Rajoy described the vote as "a total failure" during a press conference he had called late on Tuesday, after mounting pressure for him to break the silence he has maintained since Sunday's vote.
During the appearance, the Spanish Prime Minister also stressed a definitive referendum on the issue of independence for Catalonia was impossible, and that reform of the Spanish constitution was the only option available.
The Spanish prime minister fiercely opposed the unofficial poll which saw 1.86 million people vote for independence out of a total eligible voting population estimated in the range of 5.4 million and 6 million.
Catalan president Artur Mas reached out to Rajoy on Tuesday, saying it was time Madrid entered into a "permanent dialogue" with Catalonia. He said he had written to Rajoy inviting him "to set the conditions for a dialogue that is permanent and as constructive as possible".
The ultimate aim of the dialogue is to hold "a definitive and politically binding consultation" vote, Mas added.
"The issue we are faced with can only be resolved at the top political level."
"He (Mas) has a legal method, but doesn't appear to have the backing to use it."
Rajoy said he wasn't prepared to accept challenges that came from an illegal starting position, and that dialogue on Catalonia was only possible — and only made sense — "when there is a minimum of institutional trust" — a reference to Mas's decision to go ahead with Sunday' poll despite a legal block by Madrid.
Addressing the issue of when Catalonia's public prosecutor would launch legal action against the Catalan president, Rajoy said the office had its powers and that he did not know what the prosecutor was going to do.
"Who am I to say (to the prosecutor) what should be done?"
He added the office had to be respected and he would respect any decisions made. "You have to respect the rules of the game."
"I've completed my obligations. I appealed (the Catalan vote) twice in the Constitutional Court. I was sensible. Many people would have liked me to take more drastic action," said the Spanish leader.
"The organizers (of the vote) might have preferred a different picture with different international ramifications. Taking other decision would have created more difficulties. I think the (Spanish) government did what it had to do," he added.

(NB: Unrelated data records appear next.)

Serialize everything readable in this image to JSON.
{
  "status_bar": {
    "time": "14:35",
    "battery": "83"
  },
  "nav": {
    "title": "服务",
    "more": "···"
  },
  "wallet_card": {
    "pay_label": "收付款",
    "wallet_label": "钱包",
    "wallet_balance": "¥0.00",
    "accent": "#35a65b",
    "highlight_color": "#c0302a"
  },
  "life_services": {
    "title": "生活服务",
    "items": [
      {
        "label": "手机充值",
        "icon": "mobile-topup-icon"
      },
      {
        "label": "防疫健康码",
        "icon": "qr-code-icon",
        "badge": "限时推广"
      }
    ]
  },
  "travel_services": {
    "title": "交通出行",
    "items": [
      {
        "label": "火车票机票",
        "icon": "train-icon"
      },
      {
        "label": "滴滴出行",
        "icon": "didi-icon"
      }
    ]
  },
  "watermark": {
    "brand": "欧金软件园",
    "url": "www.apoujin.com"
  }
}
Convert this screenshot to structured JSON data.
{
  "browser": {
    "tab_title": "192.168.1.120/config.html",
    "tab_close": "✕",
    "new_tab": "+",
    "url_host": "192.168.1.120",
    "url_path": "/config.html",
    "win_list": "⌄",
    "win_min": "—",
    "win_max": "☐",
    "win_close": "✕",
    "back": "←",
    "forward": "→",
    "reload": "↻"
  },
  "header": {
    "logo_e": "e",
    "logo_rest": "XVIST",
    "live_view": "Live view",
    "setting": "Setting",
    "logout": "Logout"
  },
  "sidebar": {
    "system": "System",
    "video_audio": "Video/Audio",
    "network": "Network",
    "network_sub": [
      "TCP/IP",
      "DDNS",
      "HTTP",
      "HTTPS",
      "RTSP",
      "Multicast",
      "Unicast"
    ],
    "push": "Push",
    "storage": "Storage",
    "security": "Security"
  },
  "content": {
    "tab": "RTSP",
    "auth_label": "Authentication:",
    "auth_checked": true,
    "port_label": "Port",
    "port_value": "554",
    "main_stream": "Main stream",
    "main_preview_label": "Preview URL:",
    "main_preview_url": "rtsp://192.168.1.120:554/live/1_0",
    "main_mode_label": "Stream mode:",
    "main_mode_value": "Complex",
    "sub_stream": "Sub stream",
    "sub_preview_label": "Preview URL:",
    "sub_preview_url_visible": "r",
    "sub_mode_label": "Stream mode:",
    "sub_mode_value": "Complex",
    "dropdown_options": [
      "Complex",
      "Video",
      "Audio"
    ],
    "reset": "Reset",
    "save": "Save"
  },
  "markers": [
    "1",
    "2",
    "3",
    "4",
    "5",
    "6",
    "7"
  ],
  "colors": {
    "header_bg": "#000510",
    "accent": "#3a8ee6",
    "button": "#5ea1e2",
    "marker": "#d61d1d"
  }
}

Asked why Rajoy had not meet with the Catalan president since July, the Spanish prime minister said: "Whenever Mas has wanted to see me I have seen him, whenever he has called me, I have spoken to him. But you can't ask the prime minister of the (Spanish) government to question national sovereignty.
"Most Spaniards would understand that."
There's one undeniable fact: in Catalonia, there are more Catalans than pro-independence supporters.
Hay un hecho innegable: en Cataluña hay muchísimos más catalanes que independentistas— Mariano Rajoy Brey (@marianorajoy) November 12, 2014